* [THE PROBLEM]: The entries must be repeated verbatim, and their images left out.

***

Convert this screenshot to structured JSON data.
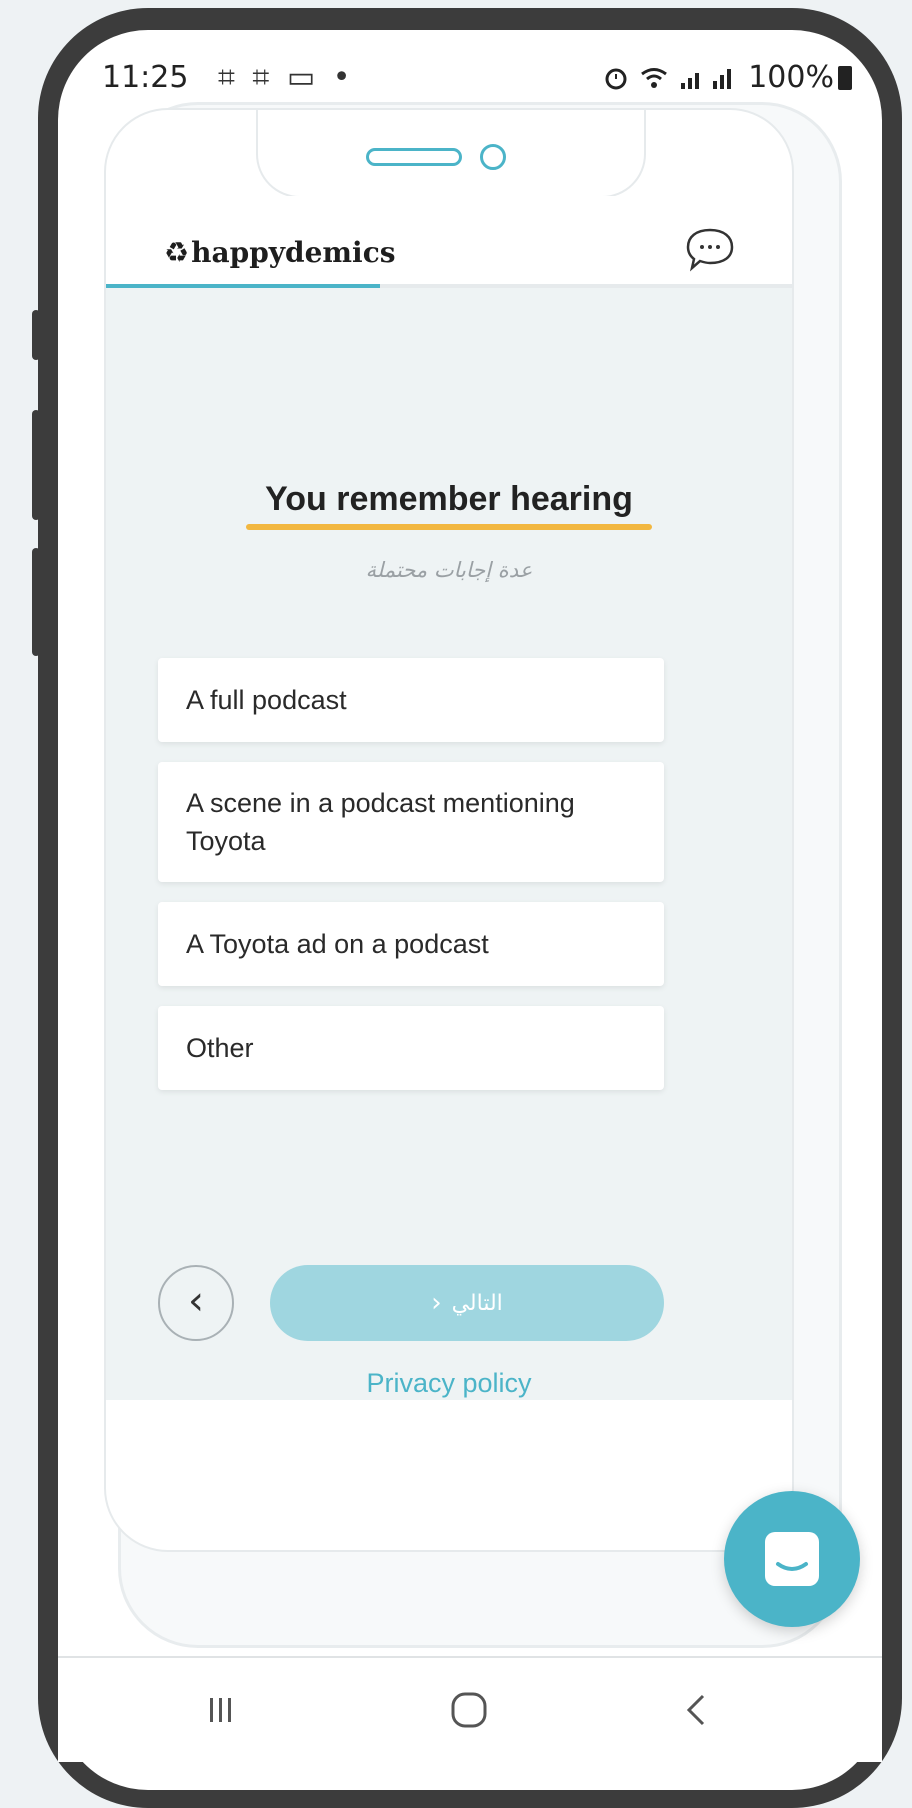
{
  "status_bar": {
    "time": "11:25",
    "left_icons": "⌗ ⌗ ▭ •",
    "right_text": "100%"
  },
  "app": {
    "logo_mark": "♻",
    "logo_text": "happydemics",
    "progress": 0.4
  },
  "question": {
    "title": "You remember hearing",
    "subtitle": "عدة إجابات محتملة",
    "options": [
      {
        "label": "A full podcast"
      },
      {
        "label": "A scene in a podcast mentioning Toyota"
      },
      {
        "label": "A Toyota ad on a podcast"
      },
      {
        "label": "Other"
      }
    ]
  },
  "navigation": {
    "back_symbol": "‹",
    "next_label": "التالي",
    "next_symbol": "›",
    "privacy_label": "Privacy policy"
  },
  "colors": {
    "accent": "#4bb4c8",
    "highlight": "#f2b740",
    "next_disabled": "#9fd6e0"
  },
  "icons": {
    "chat": "chat-bubble-icon",
    "fab": "messenger-chat-icon",
    "nav_recents": "recents-icon",
    "nav_home": "home-icon",
    "nav_back": "back-icon"
  }
}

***

* [RESPONSE TO THE EXERCISE]:
Convert this screenshot to structured JSON data.
{
  "status_bar": {
    "time": "11:25",
    "left_icons": "⌗ ⌗ ▭ •",
    "right_text": "100%"
  },
  "app": {
    "logo_mark": "♻",
    "logo_text": "happydemics",
    "progress": 0.4
  },
  "question": {
    "title": "You remember hearing",
    "subtitle": "عدة إجابات محتملة",
    "options": [
      {
        "label": "A full podcast"
      },
      {
        "label": "A scene in a podcast mentioning Toyota"
      },
      {
        "label": "A Toyota ad on a podcast"
      },
      {
        "label": "Other"
      }
    ]
  },
  "navigation": {
    "back_symbol": "‹",
    "next_label": "التالي",
    "next_symbol": "›",
    "privacy_label": "Privacy policy"
  },
  "colors": {
    "accent": "#4bb4c8",
    "highlight": "#f2b740",
    "next_disabled": "#9fd6e0"
  },
  "icons": {
    "chat": "chat-bubble-icon",
    "fab": "messenger-chat-icon",
    "nav_recents": "recents-icon",
    "nav_home": "home-icon",
    "nav_back": "back-icon"
  }
}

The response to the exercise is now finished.